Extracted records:
··········
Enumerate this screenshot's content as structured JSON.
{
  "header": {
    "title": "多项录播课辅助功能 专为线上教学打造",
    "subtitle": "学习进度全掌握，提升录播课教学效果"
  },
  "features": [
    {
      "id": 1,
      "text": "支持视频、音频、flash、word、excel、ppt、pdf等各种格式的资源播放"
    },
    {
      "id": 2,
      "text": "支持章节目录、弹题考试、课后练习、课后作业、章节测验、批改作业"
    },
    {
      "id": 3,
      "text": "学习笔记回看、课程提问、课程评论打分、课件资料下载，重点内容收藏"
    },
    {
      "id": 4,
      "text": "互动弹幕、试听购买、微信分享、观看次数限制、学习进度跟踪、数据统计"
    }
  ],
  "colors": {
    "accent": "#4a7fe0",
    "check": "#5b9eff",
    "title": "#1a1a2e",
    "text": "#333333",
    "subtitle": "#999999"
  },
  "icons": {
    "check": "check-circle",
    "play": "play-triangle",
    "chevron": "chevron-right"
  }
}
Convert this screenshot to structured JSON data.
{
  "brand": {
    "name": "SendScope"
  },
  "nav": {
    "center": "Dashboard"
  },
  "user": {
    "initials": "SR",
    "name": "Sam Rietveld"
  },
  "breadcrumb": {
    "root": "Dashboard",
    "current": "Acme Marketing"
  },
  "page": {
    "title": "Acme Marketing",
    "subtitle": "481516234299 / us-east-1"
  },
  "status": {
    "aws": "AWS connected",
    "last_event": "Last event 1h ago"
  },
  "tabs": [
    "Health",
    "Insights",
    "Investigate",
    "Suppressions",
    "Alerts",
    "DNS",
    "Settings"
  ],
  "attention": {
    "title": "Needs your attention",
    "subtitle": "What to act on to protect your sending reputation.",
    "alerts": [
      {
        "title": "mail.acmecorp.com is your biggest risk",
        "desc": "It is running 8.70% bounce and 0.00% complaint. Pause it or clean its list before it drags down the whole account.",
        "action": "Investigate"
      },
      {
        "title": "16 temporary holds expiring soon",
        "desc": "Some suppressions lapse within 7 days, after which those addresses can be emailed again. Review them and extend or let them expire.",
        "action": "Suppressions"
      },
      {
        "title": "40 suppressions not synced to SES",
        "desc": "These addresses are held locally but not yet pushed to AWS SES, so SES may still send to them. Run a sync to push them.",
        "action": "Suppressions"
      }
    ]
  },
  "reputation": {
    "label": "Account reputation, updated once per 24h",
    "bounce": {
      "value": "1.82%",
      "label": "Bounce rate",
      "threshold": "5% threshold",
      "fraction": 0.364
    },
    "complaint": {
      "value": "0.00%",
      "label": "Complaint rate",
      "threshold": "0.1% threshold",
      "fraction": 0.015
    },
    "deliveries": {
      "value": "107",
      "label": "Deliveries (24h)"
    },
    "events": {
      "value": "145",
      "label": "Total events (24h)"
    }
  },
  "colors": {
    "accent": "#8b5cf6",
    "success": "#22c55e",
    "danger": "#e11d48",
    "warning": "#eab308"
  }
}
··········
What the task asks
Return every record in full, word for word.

Result
Enumerate this screenshot's content as structured JSON.
{
  "header": {
    "title": "多项录播课辅助功能 专为线上教学打造",
    "subtitle": "学习进度全掌握，提升录播课教学效果"
  },
  "features": [
    {
      "id": 1,
      "text": "支持视频、音频、flash、word、excel、ppt、pdf等各种格式的资源播放"
    },
    {
      "id": 2,
      "text": "支持章节目录、弹题考试、课后练习、课后作业、章节测验、批改作业"
    },
    {
      "id": 3,
      "text": "学习笔记回看、课程提问、课程评论打分、课件资料下载，重点内容收藏"
    },
    {
      "id": 4,
      "text": "互动弹幕、试听购买、微信分享、观看次数限制、学习进度跟踪、数据统计"
    }
  ],
  "colors": {
    "accent": "#4a7fe0",
    "check": "#5b9eff",
    "title": "#1a1a2e",
    "text": "#333333",
    "subtitle": "#999999"
  },
  "icons": {
    "check": "check-circle",
    "play": "play-triangle",
    "chevron": "chevron-right"
  }
}
Convert this screenshot to structured JSON data.
{
  "brand": {
    "name": "SendScope"
  },
  "nav": {
    "center": "Dashboard"
  },
  "user": {
    "initials": "SR",
    "name": "Sam Rietveld"
  },
  "breadcrumb": {
    "root": "Dashboard",
    "current": "Acme Marketing"
  },
  "page": {
    "title": "Acme Marketing",
    "subtitle": "481516234299 / us-east-1"
  },
  "status": {
    "aws": "AWS connected",
    "last_event": "Last event 1h ago"
  },
  "tabs": [
    "Health",
    "Insights",
    "Investigate",
    "Suppressions",
    "Alerts",
    "DNS",
    "Settings"
  ],
  "attention": {
    "title": "Needs your attention",
    "subtitle": "What to act on to protect your sending reputation.",
    "alerts": [
      {
        "title": "mail.acmecorp.com is your biggest risk",
        "desc": "It is running 8.70% bounce and 0.00% complaint. Pause it or clean its list before it drags down the whole account.",
        "action": "Investigate"
      },
      {
        "title": "16 temporary holds expiring soon",
        "desc": "Some suppressions lapse within 7 days, after which those addresses can be emailed again. Review them and extend or let them expire.",
        "action": "Suppressions"
      },
      {
        "title": "40 suppressions not synced to SES",
        "desc": "These addresses are held locally but not yet pushed to AWS SES, so SES may still send to them. Run a sync to push them.",
        "action": "Suppressions"
      }
    ]
  },
  "reputation": {
    "label": "Account reputation, updated once per 24h",
    "bounce": {
      "value": "1.82%",
      "label": "Bounce rate",
      "threshold": "5% threshold",
      "fraction": 0.364
    },
    "complaint": {
      "value": "0.00%",
      "label": "Complaint rate",
      "threshold": "0.1% threshold",
      "fraction": 0.015
    },
    "deliveries": {
      "value": "107",
      "label": "Deliveries (24h)"
    },
    "events": {
      "value": "145",
      "label": "Total events (24h)"
    }
  },
  "colors": {
    "accent": "#8b5cf6",
    "success": "#22c55e",
    "danger": "#e11d48",
    "warning": "#eab308"
  }
}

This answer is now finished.